an ugly legacy of hatred and bigotry that still has ramifications today.
has been described as being a disease of the soul. It is a prejudice that
has gained particular notoriety in the 20th Century- the century of Treblinka
and Auschwitz. However; this phenomenon of hate has not just been confined
to the continent of Europe. In 1920, a small newspaper in Dearborn, Michigan
began publishing a series of articles entitled: "The International Jew:
The World's Foremost Problem." The newspaper was owned by the famous automobile
manufacturer; Henry Ford. Through a combination of influence, power; and
ignorance, he was able to unleash the largest and most damaging campaign
against Jews ever waged in the United States.
By 1915, the
Great War had been going on for well over a year. Henry Ford's attitude
towards the conflict was well known to the public. He had told the Detroit
Free Press that he would give all of his money to stop it and that the
building of armaments by the U.S. was "wasteful and war breeding."1
At the time, the 52 year old Ford was one of the richest and most popular

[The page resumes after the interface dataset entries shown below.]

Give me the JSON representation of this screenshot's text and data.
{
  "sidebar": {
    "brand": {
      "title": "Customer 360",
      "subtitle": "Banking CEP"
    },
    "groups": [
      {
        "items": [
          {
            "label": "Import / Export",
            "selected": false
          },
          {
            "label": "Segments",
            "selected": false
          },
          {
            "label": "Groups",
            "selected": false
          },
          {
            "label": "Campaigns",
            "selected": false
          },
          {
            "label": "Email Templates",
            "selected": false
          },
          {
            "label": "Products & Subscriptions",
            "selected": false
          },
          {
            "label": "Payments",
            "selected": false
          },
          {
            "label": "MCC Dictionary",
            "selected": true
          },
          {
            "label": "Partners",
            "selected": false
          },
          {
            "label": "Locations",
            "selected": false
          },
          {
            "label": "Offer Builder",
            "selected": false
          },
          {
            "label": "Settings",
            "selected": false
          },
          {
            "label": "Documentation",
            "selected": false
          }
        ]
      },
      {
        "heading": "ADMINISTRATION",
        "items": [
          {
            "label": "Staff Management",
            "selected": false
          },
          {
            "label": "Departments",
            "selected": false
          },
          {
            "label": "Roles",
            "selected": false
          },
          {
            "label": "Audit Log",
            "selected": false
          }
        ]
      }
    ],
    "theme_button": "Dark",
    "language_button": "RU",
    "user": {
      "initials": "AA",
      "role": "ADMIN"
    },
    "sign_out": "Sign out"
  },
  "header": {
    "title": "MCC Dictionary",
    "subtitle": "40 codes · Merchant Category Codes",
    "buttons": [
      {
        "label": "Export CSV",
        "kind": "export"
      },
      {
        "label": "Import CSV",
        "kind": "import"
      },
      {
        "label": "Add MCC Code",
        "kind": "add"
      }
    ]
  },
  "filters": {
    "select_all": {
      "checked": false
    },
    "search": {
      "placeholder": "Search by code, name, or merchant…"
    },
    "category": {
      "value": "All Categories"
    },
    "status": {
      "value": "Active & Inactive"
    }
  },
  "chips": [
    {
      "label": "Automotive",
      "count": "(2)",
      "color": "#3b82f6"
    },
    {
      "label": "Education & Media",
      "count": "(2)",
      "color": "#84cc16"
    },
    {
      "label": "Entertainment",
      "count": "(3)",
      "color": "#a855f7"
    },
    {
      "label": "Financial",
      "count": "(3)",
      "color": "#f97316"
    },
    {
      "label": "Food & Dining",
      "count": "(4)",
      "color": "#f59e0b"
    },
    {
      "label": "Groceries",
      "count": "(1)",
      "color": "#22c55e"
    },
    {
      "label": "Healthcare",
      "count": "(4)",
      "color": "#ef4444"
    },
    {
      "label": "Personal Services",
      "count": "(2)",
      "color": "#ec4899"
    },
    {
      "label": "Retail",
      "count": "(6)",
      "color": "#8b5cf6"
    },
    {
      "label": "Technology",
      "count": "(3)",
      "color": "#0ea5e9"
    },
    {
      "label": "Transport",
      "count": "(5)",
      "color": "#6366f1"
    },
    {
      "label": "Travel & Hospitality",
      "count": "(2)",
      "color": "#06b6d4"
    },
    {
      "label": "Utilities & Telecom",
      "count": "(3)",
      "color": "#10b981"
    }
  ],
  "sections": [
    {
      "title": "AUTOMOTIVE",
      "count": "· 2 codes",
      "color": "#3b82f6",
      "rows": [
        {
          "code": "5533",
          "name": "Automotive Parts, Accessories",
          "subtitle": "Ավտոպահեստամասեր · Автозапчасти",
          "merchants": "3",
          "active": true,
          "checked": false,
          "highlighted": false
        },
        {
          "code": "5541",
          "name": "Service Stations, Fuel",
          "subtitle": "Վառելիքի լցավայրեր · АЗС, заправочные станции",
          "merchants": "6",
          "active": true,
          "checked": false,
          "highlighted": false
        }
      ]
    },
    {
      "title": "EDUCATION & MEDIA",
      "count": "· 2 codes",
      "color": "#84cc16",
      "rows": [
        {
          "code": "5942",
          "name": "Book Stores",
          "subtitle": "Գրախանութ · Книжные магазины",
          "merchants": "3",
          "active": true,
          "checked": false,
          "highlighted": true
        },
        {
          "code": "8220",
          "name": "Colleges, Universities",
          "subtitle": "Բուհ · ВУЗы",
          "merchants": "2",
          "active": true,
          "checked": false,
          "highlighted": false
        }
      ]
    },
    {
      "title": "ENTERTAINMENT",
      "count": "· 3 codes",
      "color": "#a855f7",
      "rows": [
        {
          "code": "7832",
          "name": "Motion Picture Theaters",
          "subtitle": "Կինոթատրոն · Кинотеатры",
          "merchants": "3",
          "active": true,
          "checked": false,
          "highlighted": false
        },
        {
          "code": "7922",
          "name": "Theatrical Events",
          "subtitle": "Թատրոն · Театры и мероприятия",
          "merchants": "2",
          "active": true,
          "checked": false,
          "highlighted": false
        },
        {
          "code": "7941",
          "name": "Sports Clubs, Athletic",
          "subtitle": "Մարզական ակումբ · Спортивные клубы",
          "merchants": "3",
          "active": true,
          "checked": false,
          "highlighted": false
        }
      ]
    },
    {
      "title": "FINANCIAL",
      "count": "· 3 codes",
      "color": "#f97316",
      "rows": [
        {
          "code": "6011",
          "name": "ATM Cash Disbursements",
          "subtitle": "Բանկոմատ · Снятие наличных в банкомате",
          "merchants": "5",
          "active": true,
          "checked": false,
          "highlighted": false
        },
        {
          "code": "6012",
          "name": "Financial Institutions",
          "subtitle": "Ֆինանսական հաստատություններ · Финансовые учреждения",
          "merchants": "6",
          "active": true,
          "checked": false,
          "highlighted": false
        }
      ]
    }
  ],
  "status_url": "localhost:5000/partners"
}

men in America. More than half of the automobiles in the nation came from
the Ford Motor Company. Many Americans saw him as a champion of the working
class; the previous year; he had made national headlines by raising the

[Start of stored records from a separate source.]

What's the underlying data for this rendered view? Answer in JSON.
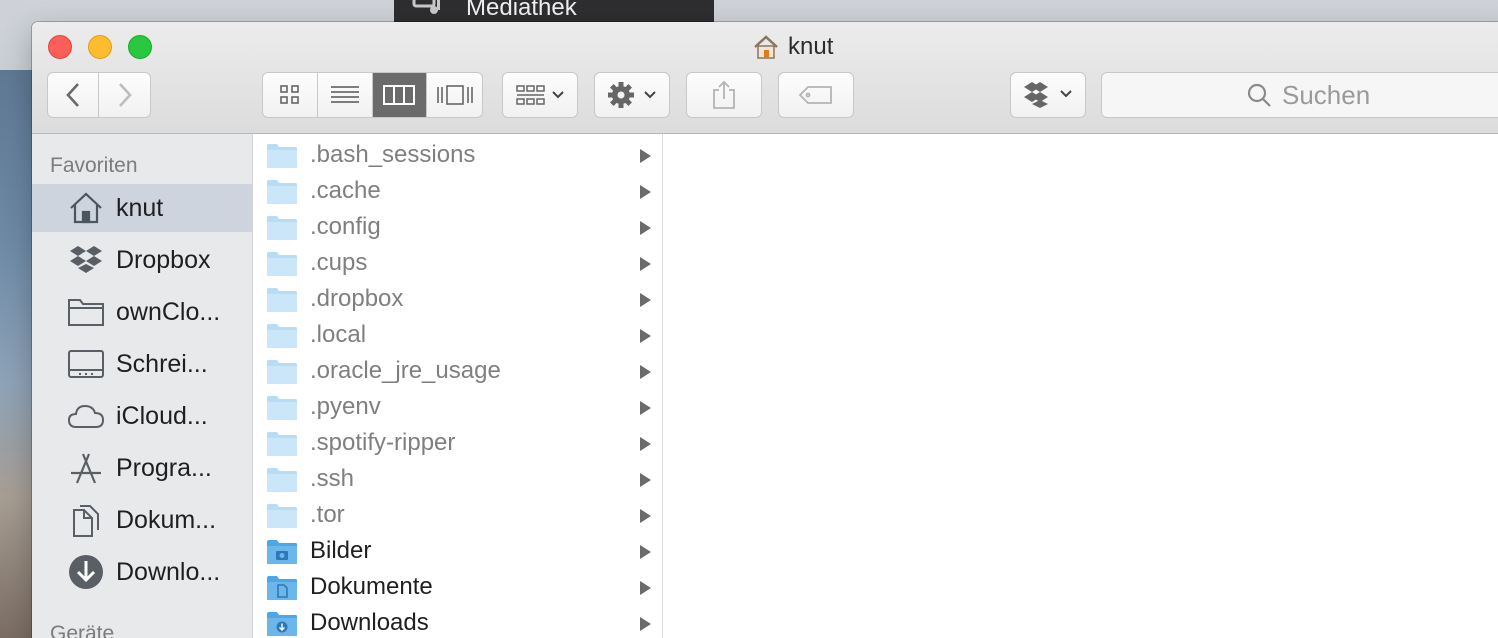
{
  "background_window": {
    "title": "Mediathek"
  },
  "window": {
    "title": "knut"
  },
  "toolbar": {
    "back_icon": "chevron-left-icon",
    "forward_icon": "chevron-right-icon",
    "view_modes": [
      "icon-view",
      "list-view",
      "column-view",
      "cover-flow-view"
    ],
    "active_view": "column-view",
    "search_placeholder": "Suchen"
  },
  "sidebar": {
    "favorites_heading": "Favoriten",
    "devices_heading": "Geräte",
    "items": [
      {
        "label": "knut",
        "icon": "home-icon",
        "selected": true
      },
      {
        "label": "Dropbox",
        "icon": "dropbox-icon"
      },
      {
        "label": "ownClo...",
        "icon": "folder-icon"
      },
      {
        "label": "Schrei...",
        "icon": "desktop-icon"
      },
      {
        "label": "iCloud...",
        "icon": "cloud-icon"
      },
      {
        "label": "Progra...",
        "icon": "applications-icon"
      },
      {
        "label": "Dokum...",
        "icon": "documents-icon"
      },
      {
        "label": "Downlo...",
        "icon": "downloads-icon"
      }
    ]
  },
  "files": [
    {
      "name": ".bash_sessions",
      "hidden": true
    },
    {
      "name": ".cache",
      "hidden": true
    },
    {
      "name": ".config",
      "hidden": true
    },
    {
      "name": ".cups",
      "hidden": true
    },
    {
      "name": ".dropbox",
      "hidden": true
    },
    {
      "name": ".local",
      "hidden": true
    },
    {
      "name": ".oracle_jre_usage",
      "hidden": true
    },
    {
      "name": ".pyenv",
      "hidden": true
    },
    {
      "name": ".spotify-ripper",
      "hidden": true
    },
    {
      "name": ".ssh",
      "hidden": true
    },
    {
      "name": ".tor",
      "hidden": true
    },
    {
      "name": "Bilder",
      "hidden": false,
      "badge": "camera"
    },
    {
      "name": "Dokumente",
      "hidden": false,
      "badge": "document"
    },
    {
      "name": "Downloads",
      "hidden": false,
      "badge": "download"
    }
  ],
  "colors": {
    "folder_light": "#b9dcf5",
    "folder_blue": "#6bb6ea",
    "selection": "#cdd4dd"
  }
}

minimum wage for his workers to $5 a day. It came as no surprise when a
steady stream of pacifists soon began courting Ford, hoping to utilize

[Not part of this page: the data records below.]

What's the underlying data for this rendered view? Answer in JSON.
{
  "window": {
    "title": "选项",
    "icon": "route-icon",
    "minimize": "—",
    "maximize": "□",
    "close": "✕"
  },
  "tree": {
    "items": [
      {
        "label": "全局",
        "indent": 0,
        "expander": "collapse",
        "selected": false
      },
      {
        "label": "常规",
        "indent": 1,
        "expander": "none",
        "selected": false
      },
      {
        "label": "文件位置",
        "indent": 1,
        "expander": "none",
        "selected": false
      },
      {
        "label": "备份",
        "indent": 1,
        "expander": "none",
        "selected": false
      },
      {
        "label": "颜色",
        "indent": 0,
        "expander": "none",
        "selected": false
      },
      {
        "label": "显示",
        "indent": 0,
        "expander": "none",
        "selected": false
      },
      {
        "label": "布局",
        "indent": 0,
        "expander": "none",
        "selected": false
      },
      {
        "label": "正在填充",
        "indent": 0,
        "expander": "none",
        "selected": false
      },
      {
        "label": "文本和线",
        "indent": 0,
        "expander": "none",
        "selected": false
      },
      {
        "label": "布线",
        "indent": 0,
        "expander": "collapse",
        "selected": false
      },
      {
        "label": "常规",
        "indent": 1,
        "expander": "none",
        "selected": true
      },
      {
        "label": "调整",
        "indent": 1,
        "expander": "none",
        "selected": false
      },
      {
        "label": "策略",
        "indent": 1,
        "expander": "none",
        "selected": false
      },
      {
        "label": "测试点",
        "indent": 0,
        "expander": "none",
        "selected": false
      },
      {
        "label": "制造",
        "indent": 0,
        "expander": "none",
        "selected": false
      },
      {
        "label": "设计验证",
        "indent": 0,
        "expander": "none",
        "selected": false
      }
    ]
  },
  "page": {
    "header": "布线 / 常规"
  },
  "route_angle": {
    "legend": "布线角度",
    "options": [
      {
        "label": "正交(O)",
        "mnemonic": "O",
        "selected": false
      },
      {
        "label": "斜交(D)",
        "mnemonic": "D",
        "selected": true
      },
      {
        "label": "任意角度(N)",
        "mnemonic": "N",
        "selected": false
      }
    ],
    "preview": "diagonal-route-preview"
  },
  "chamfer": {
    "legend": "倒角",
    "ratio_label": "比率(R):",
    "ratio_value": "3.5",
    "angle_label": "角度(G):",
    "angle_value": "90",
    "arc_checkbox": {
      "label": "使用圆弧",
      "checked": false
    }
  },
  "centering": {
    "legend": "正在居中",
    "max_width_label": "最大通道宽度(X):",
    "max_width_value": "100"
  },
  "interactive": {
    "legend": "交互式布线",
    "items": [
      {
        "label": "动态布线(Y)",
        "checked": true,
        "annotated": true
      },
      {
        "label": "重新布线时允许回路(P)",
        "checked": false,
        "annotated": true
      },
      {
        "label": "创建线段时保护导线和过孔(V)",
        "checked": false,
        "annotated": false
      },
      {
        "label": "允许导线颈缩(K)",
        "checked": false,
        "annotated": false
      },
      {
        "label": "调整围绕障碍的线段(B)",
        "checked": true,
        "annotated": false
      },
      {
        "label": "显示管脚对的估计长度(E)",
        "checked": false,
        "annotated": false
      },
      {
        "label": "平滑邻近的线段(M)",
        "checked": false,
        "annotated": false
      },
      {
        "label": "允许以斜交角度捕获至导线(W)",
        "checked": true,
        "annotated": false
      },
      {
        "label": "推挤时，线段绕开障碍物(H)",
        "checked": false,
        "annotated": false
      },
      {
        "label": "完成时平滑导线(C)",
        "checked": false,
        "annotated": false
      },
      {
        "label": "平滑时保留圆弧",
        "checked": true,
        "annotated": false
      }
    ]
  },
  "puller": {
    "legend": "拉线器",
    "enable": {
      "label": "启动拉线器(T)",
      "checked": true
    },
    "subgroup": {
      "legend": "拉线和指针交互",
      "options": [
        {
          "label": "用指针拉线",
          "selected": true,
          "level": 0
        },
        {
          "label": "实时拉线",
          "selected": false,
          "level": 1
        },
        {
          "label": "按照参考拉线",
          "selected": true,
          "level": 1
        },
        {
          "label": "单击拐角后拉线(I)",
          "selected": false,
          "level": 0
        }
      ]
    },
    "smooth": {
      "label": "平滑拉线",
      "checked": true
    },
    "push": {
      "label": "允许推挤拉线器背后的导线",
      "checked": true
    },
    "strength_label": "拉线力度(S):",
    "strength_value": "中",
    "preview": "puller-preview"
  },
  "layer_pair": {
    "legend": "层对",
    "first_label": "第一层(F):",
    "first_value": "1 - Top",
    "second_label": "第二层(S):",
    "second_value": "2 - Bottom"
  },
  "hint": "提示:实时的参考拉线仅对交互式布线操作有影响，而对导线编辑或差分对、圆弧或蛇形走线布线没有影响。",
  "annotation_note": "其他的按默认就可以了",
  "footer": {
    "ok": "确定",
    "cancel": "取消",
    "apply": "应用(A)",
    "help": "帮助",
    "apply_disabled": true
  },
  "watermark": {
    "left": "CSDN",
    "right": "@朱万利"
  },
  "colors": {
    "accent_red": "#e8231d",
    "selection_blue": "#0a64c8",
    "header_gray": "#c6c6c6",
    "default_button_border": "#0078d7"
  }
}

his finances and his prestige. One such hopeful was a Jewish Hungarian
named Rosika Schwimmer; who called upon Ford in November of 1915. Mine.
Schwimmer proposed to Ford her plan to stop the war by sending a delegation
of pacifists to Europe on a chartered "Peace Ship." Ford was enchanted
with the idea, and organized a group to book passage on a Scandinavian-American
vessel, the Oscar II. Before he set sail, Ford granted an interview in
which he proudly boasted, "We're going to stop the war... We're going to
get the boys out of the trenches by Christmas."2
At the same time, however; Ford admitted that that he did not exactly know
where the ship was going. Nor did Ford reveal any specific plans of the
operation. The ship eventually docked in Oslo, Norway on December 18, 1915.
No one greeted the ship in the freezing temperatures of -12 E Ford gave
his first, and only, press conference of the "campaign" four days later.
It was a confusing speech in which Ford mainly talked about a new tractor
he had on the market. He expressed his belief that it would be wiser for
the munitions factories of Europe to produce tractors instead of weapons.
One newsman sarcastically noted that Ford "must be a very great man indeed
who permits himself to utter such foolishness."3
Ford then booked passage on the first steamer returning to New York and
returned the next morning, weakened by a nasty cold. The ill-conceived
Peace Ship venture, which accomplished nothing, soon ended in disaster
One of those
who came to Ford's defense in the aftermath was Philadelphia rabbi, Joseph
Krawkopf, who declared that it was better "a thousand times to be branded
a fool in the service of humanity than be hailed a hero for having shed
rivers of blood."4 Ironically, Ford had
made a strange statement to Mine. Schwimmer before their Peace Ship departure-
a statement that she found "cheap and vulgar." "I know who caused the war-
the German-Jewish bankers. I have the evidence here," Ford declared, slapping
his pocket. "Facts. I can't give them out yet because I haven't got them
all. But I'll have them soon."5
1. Carol Gelderman, Henry Ford: The Wayward Captalist, (New York: Sr.
Martin's Press, 1981), 93.
2. Robert Lacey, Ford: The Men and the Machine, (New York: Ballantine
Books, 1987), 148.
3. Anne Jardin, The First Henry Ford: A Study in Personality and Business
Leadership, ~Cambridge: MIT Press, 1970), 129.
4. Lacey, 154.
5. New York Times, 5 September 1927, 17.